# What the exercise asks:
Leaving the images behind, copy every line of the records exactly.

# Dataset excerpts:
-------
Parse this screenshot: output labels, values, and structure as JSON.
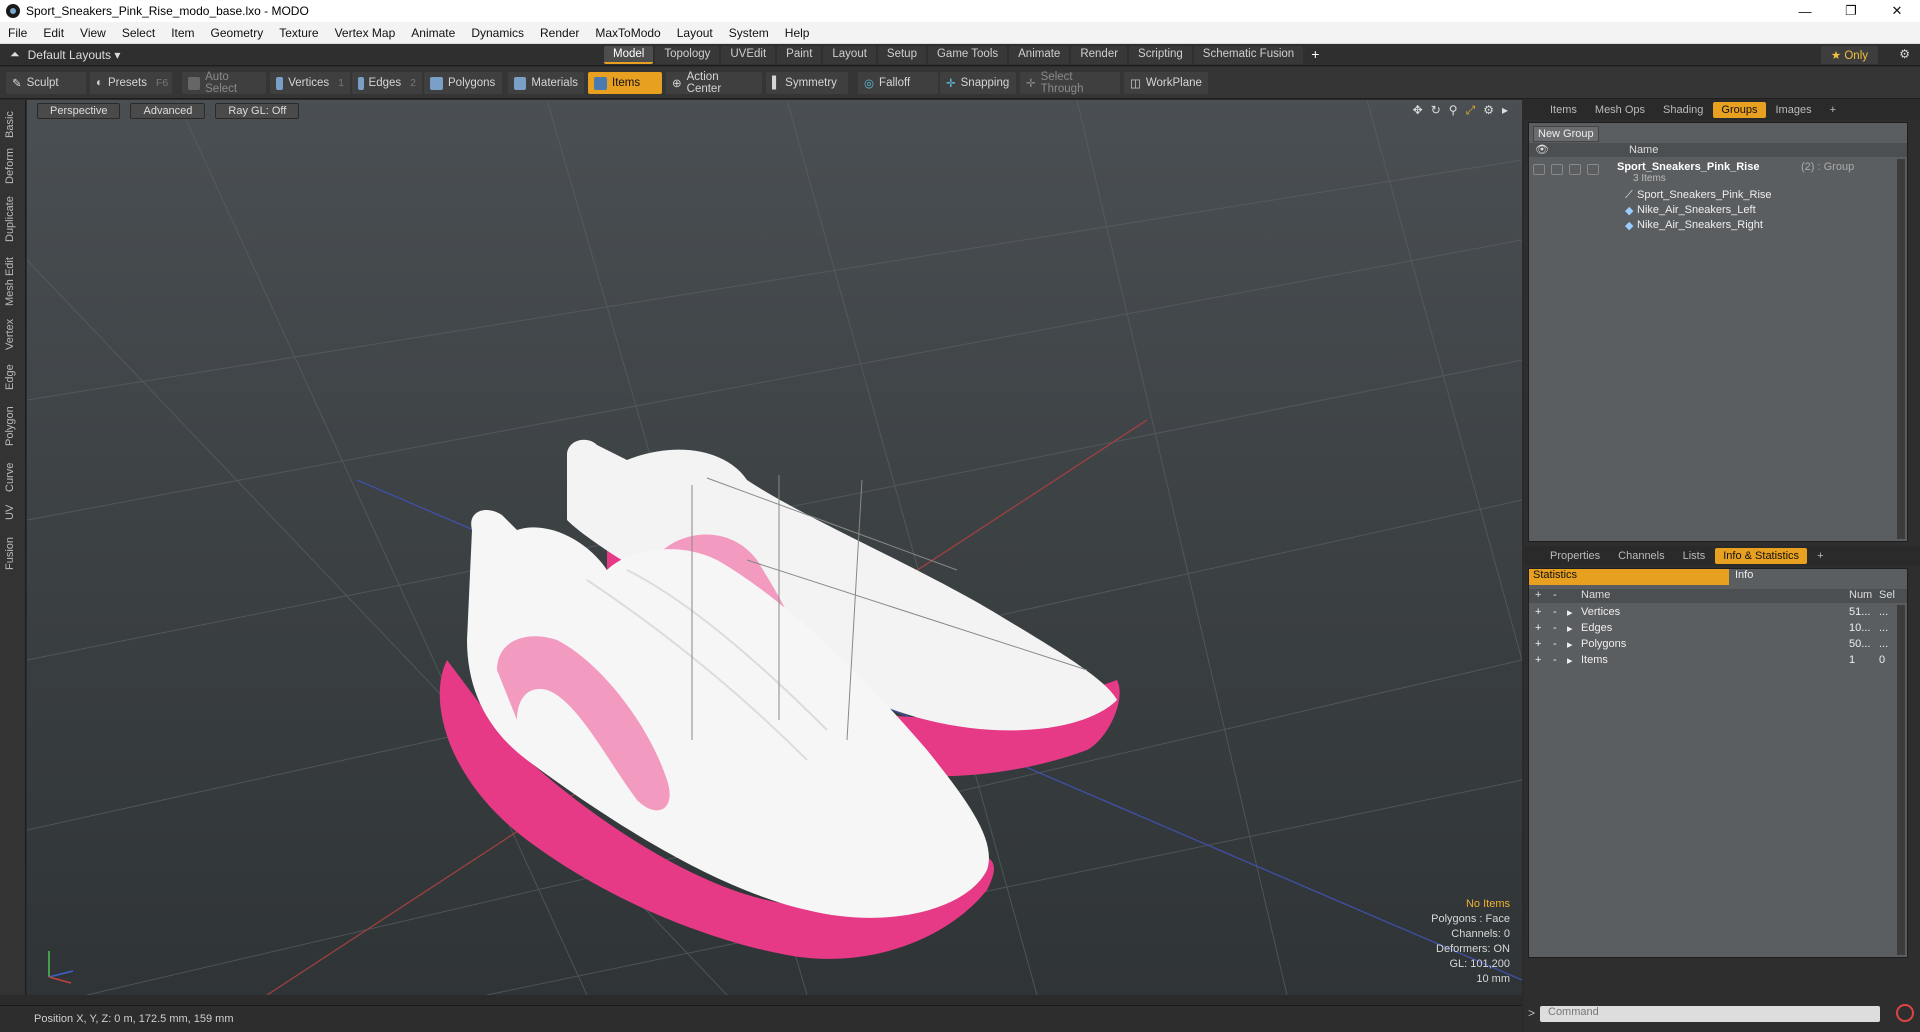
{
  "window": {
    "title": "Sport_Sneakers_Pink_Rise_modo_base.lxo - MODO",
    "controls": [
      "—",
      "❐",
      "✕"
    ]
  },
  "menu": [
    "File",
    "Edit",
    "View",
    "Select",
    "Item",
    "Geometry",
    "Texture",
    "Vertex Map",
    "Animate",
    "Dynamics",
    "Render",
    "MaxToModo",
    "Layout",
    "System",
    "Help"
  ],
  "layoutbar": {
    "layout_label": "Default Layouts ▾",
    "tabs": [
      "Model",
      "Topology",
      "UVEdit",
      "Paint",
      "Layout",
      "Setup",
      "Game Tools",
      "Animate",
      "Render",
      "Scripting",
      "Schematic Fusion"
    ],
    "active_tab": "Model",
    "add": "+",
    "only_label": "★ Only"
  },
  "toolbar": {
    "sculpt": "Sculpt",
    "presets": "Presets",
    "presets_key": "F6",
    "auto_select": "Auto Select",
    "vertices": "Vertices",
    "vertices_key": "1",
    "edges": "Edges",
    "edges_key": "2",
    "polygons": "Polygons",
    "materials": "Materials",
    "items": "Items",
    "action_center": "Action Center",
    "symmetry": "Symmetry",
    "falloff": "Falloff",
    "snapping": "Snapping",
    "select_through": "Select Through",
    "workplane": "WorkPlane"
  },
  "lefttabs": [
    "Basic",
    "Deform",
    "Duplicate",
    "Mesh Edit",
    "Vertex",
    "Edge",
    "Polygon",
    "Curve",
    "UV",
    "Fusion"
  ],
  "viewport": {
    "view_mode": "Perspective",
    "shading": "Advanced",
    "raygl": "Ray GL: Off",
    "info": {
      "no_items": "No Items",
      "polygons": "Polygons : Face",
      "channels": "Channels: 0",
      "deformers": "Deformers: ON",
      "gl": "GL: 101,200",
      "scale": "10 mm"
    }
  },
  "status": {
    "position": "Position X, Y, Z:  0 m, 172.5 mm, 159 mm"
  },
  "groups_panel": {
    "tabs": [
      "Items",
      "Mesh Ops",
      "Shading",
      "Groups",
      "Images",
      "+"
    ],
    "active_tab": "Groups",
    "new_group": "New Group",
    "header_name": "Name",
    "root": {
      "name": "Sport_Sneakers_Pink_Rise",
      "suffix": "(2) : Group",
      "count": "3 Items"
    },
    "children": [
      "Sport_Sneakers_Pink_Rise",
      "Nike_Air_Sneakers_Left",
      "Nike_Air_Sneakers_Right"
    ]
  },
  "stats_panel": {
    "tabs": [
      "Properties",
      "Channels",
      "Lists",
      "Info & Statistics",
      "+"
    ],
    "active_tab": "Info & Statistics",
    "sub_tabs": [
      "Statistics",
      "Info"
    ],
    "columns": [
      "Name",
      "Num",
      "Sel"
    ],
    "rows": [
      {
        "name": "Vertices",
        "num": "51...",
        "sel": "..."
      },
      {
        "name": "Edges",
        "num": "10...",
        "sel": "..."
      },
      {
        "name": "Polygons",
        "num": "50...",
        "sel": "..."
      },
      {
        "name": "Items",
        "num": "1",
        "sel": "0"
      }
    ]
  },
  "command": {
    "placeholder": "Command"
  },
  "colors": {
    "accent": "#e8a020",
    "sole_pink": "#e63a86",
    "upper_white": "#f4f4f4",
    "swoosh_pink": "#f39ac0"
  }
}
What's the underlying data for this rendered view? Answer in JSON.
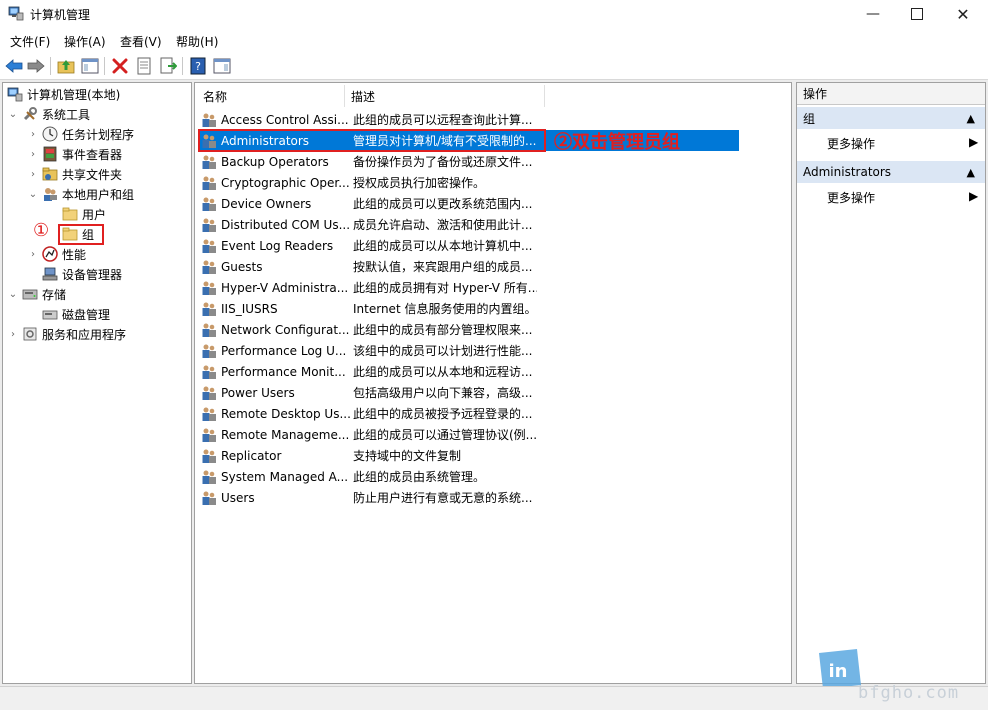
{
  "window": {
    "title": "计算机管理"
  },
  "menu": [
    "文件(F)",
    "操作(A)",
    "查看(V)",
    "帮助(H)"
  ],
  "tree": {
    "root": "计算机管理(本地)",
    "items": [
      {
        "label": "系统工具",
        "level": 1,
        "expander": "open"
      },
      {
        "label": "任务计划程序",
        "level": 2,
        "expander": "closed"
      },
      {
        "label": "事件查看器",
        "level": 2,
        "expander": "closed"
      },
      {
        "label": "共享文件夹",
        "level": 2,
        "expander": "closed"
      },
      {
        "label": "本地用户和组",
        "level": 2,
        "expander": "open"
      },
      {
        "label": "用户",
        "level": 3,
        "expander": "none"
      },
      {
        "label": "组",
        "level": 3,
        "expander": "none"
      },
      {
        "label": "性能",
        "level": 2,
        "expander": "closed"
      },
      {
        "label": "设备管理器",
        "level": 2,
        "expander": "none"
      },
      {
        "label": "存储",
        "level": 1,
        "expander": "open"
      },
      {
        "label": "磁盘管理",
        "level": 2,
        "expander": "none"
      },
      {
        "label": "服务和应用程序",
        "level": 1,
        "expander": "closed"
      }
    ]
  },
  "list": {
    "columns": [
      "名称",
      "描述"
    ],
    "rows": [
      {
        "name": "Access Control Assi...",
        "desc": "此组的成员可以远程查询此计算..."
      },
      {
        "name": "Administrators",
        "desc": "管理员对计算机/域有不受限制的..."
      },
      {
        "name": "Backup Operators",
        "desc": "备份操作员为了备份或还原文件..."
      },
      {
        "name": "Cryptographic Oper...",
        "desc": "授权成员执行加密操作。"
      },
      {
        "name": "Device Owners",
        "desc": "此组的成员可以更改系统范围内..."
      },
      {
        "name": "Distributed COM Us...",
        "desc": "成员允许启动、激活和使用此计..."
      },
      {
        "name": "Event Log Readers",
        "desc": "此组的成员可以从本地计算机中..."
      },
      {
        "name": "Guests",
        "desc": "按默认值，来宾跟用户组的成员..."
      },
      {
        "name": "Hyper-V Administra...",
        "desc": "此组的成员拥有对 Hyper-V 所有..."
      },
      {
        "name": "IIS_IUSRS",
        "desc": "Internet 信息服务使用的内置组。"
      },
      {
        "name": "Network Configurat...",
        "desc": "此组中的成员有部分管理权限来..."
      },
      {
        "name": "Performance Log U...",
        "desc": "该组中的成员可以计划进行性能..."
      },
      {
        "name": "Performance Monit...",
        "desc": "此组的成员可以从本地和远程访..."
      },
      {
        "name": "Power Users",
        "desc": "包括高级用户以向下兼容，高级..."
      },
      {
        "name": "Remote Desktop Us...",
        "desc": "此组中的成员被授予远程登录的..."
      },
      {
        "name": "Remote Manageme...",
        "desc": "此组的成员可以通过管理协议(例..."
      },
      {
        "name": "Replicator",
        "desc": "支持域中的文件复制"
      },
      {
        "name": "System Managed A...",
        "desc": "此组的成员由系统管理。"
      },
      {
        "name": "Users",
        "desc": "防止用户进行有意或无意的系统..."
      }
    ]
  },
  "actions": {
    "header": "操作",
    "sections": [
      {
        "title": "组",
        "item": "更多操作"
      },
      {
        "title": "Administrators",
        "item": "更多操作"
      }
    ]
  },
  "annotations": {
    "step1": "①",
    "step2": "②双击管理员组"
  },
  "watermark": "bfgho.com",
  "colors": {
    "selection": "#0078d7",
    "annotation": "#e02020",
    "action_section_bg": "#dbe6f4"
  }
}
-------
# Answer space:
Parse this screenshot: output labels, values, and structure as JSON.
{
  "window": {
    "title": "Sport_Sneakers_Pink_Rise_modo_base.lxo - MODO",
    "controls": [
      "—",
      "❐",
      "✕"
    ]
  },
  "menu": [
    "File",
    "Edit",
    "View",
    "Select",
    "Item",
    "Geometry",
    "Texture",
    "Vertex Map",
    "Animate",
    "Dynamics",
    "Render",
    "MaxToModo",
    "Layout",
    "System",
    "Help"
  ],
  "layoutbar": {
    "layout_label": "Default Layouts ▾",
    "tabs": [
      "Model",
      "Topology",
      "UVEdit",
      "Paint",
      "Layout",
      "Setup",
      "Game Tools",
      "Animate",
      "Render",
      "Scripting",
      "Schematic Fusion"
    ],
    "active_tab": "Model",
    "add": "+",
    "only_label": "★ Only"
  },
  "toolbar": {
    "sculpt": "Sculpt",
    "presets": "Presets",
    "presets_key": "F6",
    "auto_select": "Auto Select",
    "vertices": "Vertices",
    "vertices_key": "1",
    "edges": "Edges",
    "edges_key": "2",
    "polygons": "Polygons",
    "materials": "Materials",
    "items": "Items",
    "action_center": "Action Center",
    "symmetry": "Symmetry",
    "falloff": "Falloff",
    "snapping": "Snapping",
    "select_through": "Select Through",
    "workplane": "WorkPlane"
  },
  "lefttabs": [
    "Basic",
    "Deform",
    "Duplicate",
    "Mesh Edit",
    "Vertex",
    "Edge",
    "Polygon",
    "Curve",
    "UV",
    "Fusion"
  ],
  "viewport": {
    "view_mode": "Perspective",
    "shading": "Advanced",
    "raygl": "Ray GL: Off",
    "info": {
      "no_items": "No Items",
      "polygons": "Polygons : Face",
      "channels": "Channels: 0",
      "deformers": "Deformers: ON",
      "gl": "GL: 101,200",
      "scale": "10 mm"
    }
  },
  "status": {
    "position": "Position X, Y, Z:  0 m, 172.5 mm, 159 mm"
  },
  "groups_panel": {
    "tabs": [
      "Items",
      "Mesh Ops",
      "Shading",
      "Groups",
      "Images",
      "+"
    ],
    "active_tab": "Groups",
    "new_group": "New Group",
    "header_name": "Name",
    "root": {
      "name": "Sport_Sneakers_Pink_Rise",
      "suffix": "(2) : Group",
      "count": "3 Items"
    },
    "children": [
      "Sport_Sneakers_Pink_Rise",
      "Nike_Air_Sneakers_Left",
      "Nike_Air_Sneakers_Right"
    ]
  },
  "stats_panel": {
    "tabs": [
      "Properties",
      "Channels",
      "Lists",
      "Info & Statistics",
      "+"
    ],
    "active_tab": "Info & Statistics",
    "sub_tabs": [
      "Statistics",
      "Info"
    ],
    "columns": [
      "Name",
      "Num",
      "Sel"
    ],
    "rows": [
      {
        "name": "Vertices",
        "num": "51...",
        "sel": "..."
      },
      {
        "name": "Edges",
        "num": "10...",
        "sel": "..."
      },
      {
        "name": "Polygons",
        "num": "50...",
        "sel": "..."
      },
      {
        "name": "Items",
        "num": "1",
        "sel": "0"
      }
    ]
  },
  "command": {
    "placeholder": "Command"
  },
  "colors": {
    "accent": "#e8a020",
    "sole_pink": "#e63a86",
    "upper_white": "#f4f4f4",
    "swoosh_pink": "#f39ac0"
  }
}
What's the underlying data for this rendered view? Answer in JSON.
{
  "window": {
    "title": "计算机管理"
  },
  "menu": [
    "文件(F)",
    "操作(A)",
    "查看(V)",
    "帮助(H)"
  ],
  "tree": {
    "root": "计算机管理(本地)",
    "items": [
      {
        "label": "系统工具",
        "level": 1,
        "expander": "open"
      },
      {
        "label": "任务计划程序",
        "level": 2,
        "expander": "closed"
      },
      {
        "label": "事件查看器",
        "level": 2,
        "expander": "closed"
      },
      {
        "label": "共享文件夹",
        "level": 2,
        "expander": "closed"
      },
      {
        "label": "本地用户和组",
        "level": 2,
        "expander": "open"
      },
      {
        "label": "用户",
        "level": 3,
        "expander": "none"
      },
      {
        "label": "组",
        "level": 3,
        "expander": "none"
      },
      {
        "label": "性能",
        "level": 2,
        "expander": "closed"
      },
      {
        "label": "设备管理器",
        "level": 2,
        "expander": "none"
      },
      {
        "label": "存储",
        "level": 1,
        "expander": "open"
      },
      {
        "label": "磁盘管理",
        "level": 2,
        "expander": "none"
      },
      {
        "label": "服务和应用程序",
        "level": 1,
        "expander": "closed"
      }
    ]
  },
  "list": {
    "columns": [
      "名称",
      "描述"
    ],
    "rows": [
      {
        "name": "Access Control Assi...",
        "desc": "此组的成员可以远程查询此计算..."
      },
      {
        "name": "Administrators",
        "desc": "管理员对计算机/域有不受限制的..."
      },
      {
        "name": "Backup Operators",
        "desc": "备份操作员为了备份或还原文件..."
      },
      {
        "name": "Cryptographic Oper...",
        "desc": "授权成员执行加密操作。"
      },
      {
        "name": "Device Owners",
        "desc": "此组的成员可以更改系统范围内..."
      },
      {
        "name": "Distributed COM Us...",
        "desc": "成员允许启动、激活和使用此计..."
      },
      {
        "name": "Event Log Readers",
        "desc": "此组的成员可以从本地计算机中..."
      },
      {
        "name": "Guests",
        "desc": "按默认值，来宾跟用户组的成员..."
      },
      {
        "name": "Hyper-V Administra...",
        "desc": "此组的成员拥有对 Hyper-V 所有..."
      },
      {
        "name": "IIS_IUSRS",
        "desc": "Internet 信息服务使用的内置组。"
      },
      {
        "name": "Network Configurat...",
        "desc": "此组中的成员有部分管理权限来..."
      },
      {
        "name": "Performance Log U...",
        "desc": "该组中的成员可以计划进行性能..."
      },
      {
        "name": "Performance Monit...",
        "desc": "此组的成员可以从本地和远程访..."
      },
      {
        "name": "Power Users",
        "desc": "包括高级用户以向下兼容，高级..."
      },
      {
        "name": "Remote Desktop Us...",
        "desc": "此组中的成员被授予远程登录的..."
      },
      {
        "name": "Remote Manageme...",
        "desc": "此组的成员可以通过管理协议(例..."
      },
      {
        "name": "Replicator",
        "desc": "支持域中的文件复制"
      },
      {
        "name": "System Managed A...",
        "desc": "此组的成员由系统管理。"
      },
      {
        "name": "Users",
        "desc": "防止用户进行有意或无意的系统..."
      }
    ]
  },
  "actions": {
    "header": "操作",
    "sections": [
      {
        "title": "组",
        "item": "更多操作"
      },
      {
        "title": "Administrators",
        "item": "更多操作"
      }
    ]
  },
  "annotations": {
    "step1": "①",
    "step2": "②双击管理员组"
  },
  "watermark": "bfgho.com",
  "colors": {
    "selection": "#0078d7",
    "annotation": "#e02020",
    "action_section_bg": "#dbe6f4"
  }
}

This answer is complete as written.